Rios overthrew the cutoff man --- several of them, I believe --- in the critical fifth inning to allow Danny Valencia to take second. If Rios had a brain, he would’ve made the right throw to keep Valencia at first, then the Sox infield wouldn’t have been forced to play in, and then Ramirez gets a ground ball to end the inning. Instead, the Sox shortstop is forced to dive futilely, and the decisive run scores while setting up an insurance run right behind it.
Why is this guy still starting for the Sox? I’ll hang and listen for another lame excuse.
I don’t think that benching Rios immediately turns around the Sox, but it’s a start,a nd wouldn’t we all feel better if the Sox’s lineup was determined by merit instead of money?
Truth is, I wrote off the Sox on May 2 because there is no season long enough for these guys to win anything.

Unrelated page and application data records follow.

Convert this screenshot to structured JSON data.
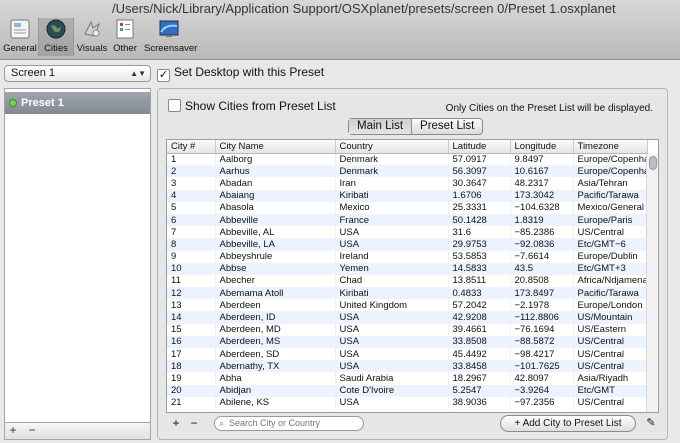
{
  "window": {
    "title": "/Users/Nick/Library/Application Support/OSXplanet/presets/screen 0/Preset 1.osxplanet"
  },
  "toolbar": {
    "items": [
      {
        "label": "General",
        "icon": "general-icon"
      },
      {
        "label": "Cities",
        "icon": "globe-icon"
      },
      {
        "label": "Visuals",
        "icon": "visuals-icon"
      },
      {
        "label": "Other",
        "icon": "other-icon"
      },
      {
        "label": "Screensaver",
        "icon": "screensaver-icon"
      }
    ],
    "active": "Cities"
  },
  "screen_select": {
    "value": "Screen 1"
  },
  "set_desktop": {
    "label": "Set Desktop with this Preset",
    "checked": true
  },
  "sidebar": {
    "presets": [
      {
        "label": "Preset 1",
        "status_color": "#6fd64a"
      }
    ],
    "add_label": "+",
    "remove_label": "−"
  },
  "main": {
    "show_cities_label": "Show Cities from Preset List",
    "show_cities_checked": false,
    "note": "Only Cities on the Preset List will be displayed.",
    "tabs": [
      "Main List",
      "Preset List"
    ],
    "selected_tab": "Main List",
    "table": {
      "columns": [
        "City #",
        "City Name",
        "Country",
        "Latitude",
        "Longitude",
        "Timezone"
      ],
      "rows": [
        [
          "1",
          "Aalborg",
          "Denmark",
          "57.0917",
          "9.8497",
          "Europe/Copenhagen"
        ],
        [
          "2",
          "Aarhus",
          "Denmark",
          "56.3097",
          "10.6167",
          "Europe/Copenhagen"
        ],
        [
          "3",
          "Abadan",
          "Iran",
          "30.3647",
          "48.2317",
          "Asia/Tehran"
        ],
        [
          "4",
          "Abaiang",
          "Kiribati",
          "1.6706",
          "173.3042",
          "Pacific/Tarawa"
        ],
        [
          "5",
          "Abasola",
          "Mexico",
          "25.3331",
          "−104.6328",
          "Mexico/General"
        ],
        [
          "6",
          "Abbeville",
          "France",
          "50.1428",
          "1.8319",
          "Europe/Paris"
        ],
        [
          "7",
          "Abbeville, AL",
          "USA",
          "31.6",
          "−85.2386",
          "US/Central"
        ],
        [
          "8",
          "Abbeville, LA",
          "USA",
          "29.9753",
          "−92.0836",
          "Etc/GMT−6"
        ],
        [
          "9",
          "Abbeyshrule",
          "Ireland",
          "53.5853",
          "−7.6614",
          "Europe/Dublin"
        ],
        [
          "10",
          "Abbse",
          "Yemen",
          "14.5833",
          "43.5",
          "Etc/GMT+3"
        ],
        [
          "11",
          "Abecher",
          "Chad",
          "13.8511",
          "20.8508",
          "Africa/Ndjamena"
        ],
        [
          "12",
          "Abemama Atoll",
          "Kiribati",
          "0.4833",
          "173.8497",
          "Pacific/Tarawa"
        ],
        [
          "13",
          "Aberdeen",
          "United Kingdom",
          "57.2042",
          "−2.1978",
          "Europe/London"
        ],
        [
          "14",
          "Aberdeen, ID",
          "USA",
          "42.9208",
          "−112.8806",
          "US/Mountain"
        ],
        [
          "15",
          "Aberdeen, MD",
          "USA",
          "39.4661",
          "−76.1694",
          "US/Eastern"
        ],
        [
          "16",
          "Aberdeen, MS",
          "USA",
          "33.8508",
          "−88.5872",
          "US/Central"
        ],
        [
          "17",
          "Aberdeen, SD",
          "USA",
          "45.4492",
          "−98.4217",
          "US/Central"
        ],
        [
          "18",
          "Abernathy, TX",
          "USA",
          "33.8458",
          "−101.7625",
          "US/Central"
        ],
        [
          "19",
          "Abha",
          "Saudi Arabia",
          "18.2967",
          "42.8097",
          "Asia/Riyadh"
        ],
        [
          "20",
          "Abidjan",
          "Cote D'Ivoire",
          "5.2547",
          "−3.9264",
          "Etc/GMT"
        ],
        [
          "21",
          "Abilene, KS",
          "USA",
          "38.9036",
          "−97.2356",
          "US/Central"
        ]
      ]
    },
    "search": {
      "placeholder": "Search City or Country"
    },
    "add_button": "+",
    "remove_button": "−",
    "add_to_preset_label": "+ Add City to Preset List"
  }
}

I wrote then that general manager Kenny Williams had better start selling off parts and changing things. The Sox had no offense, no bullpen, no chance against AL Central teams, and were placing a bunch of hope on Jake Peavy, trying to keep him healthy and on schedule to pitch Game 1 of the playoffs.
No lie. I swear. That’s what Don Cooper said: Peavy, playoff opener, starter. How’s that working out for the guy with the glass body? Peavy will need a lot of body parts transplanted to make the postseason. Jeez, the way Peavy’s losing altitude having to pitch every fifth or sixth day, the guy’s can’t be wheeled out and unwrapped and counted on unless baseball goes to an NFL schedule.
And another thing: How silly does Peavy sound now with all his yammering about everybody’s needing more intensity and that’s all the Sox need, more intensity, and just be more intense from the first pitch and intensity is everything and --- no, Jake, intensity is a lame default setting, and you, Jake, are a perfect example of why intensity doesn’t mean squat when compared to ability and brains.
Sorry, I digressed. I just get so intense sometimes. Anyway, back to Rios’ lack of ability and brains. He’s not the only Sox player in that exclusive club, but he has become particularly aggravating. He has stunk at the plate, and now has become a waste in the field, and he’s still costing the Sox more than the Indians roster.
No lie. True thing. Rios is owed $50 million this season, next season, season after that, and after that through a $1 million buyout in 2015. Cleveland’s opening day payroll was $49.4 million.
And he’s your White Sox starting center fielder.
The only people more humiliated than Rios ought to be Kenny Williams for taking on an Alfonso Soriano-like albatross and manager Ozzie Guillen for playing this stiff.
Copyright © 2014 Chicago Tribune Company, LLC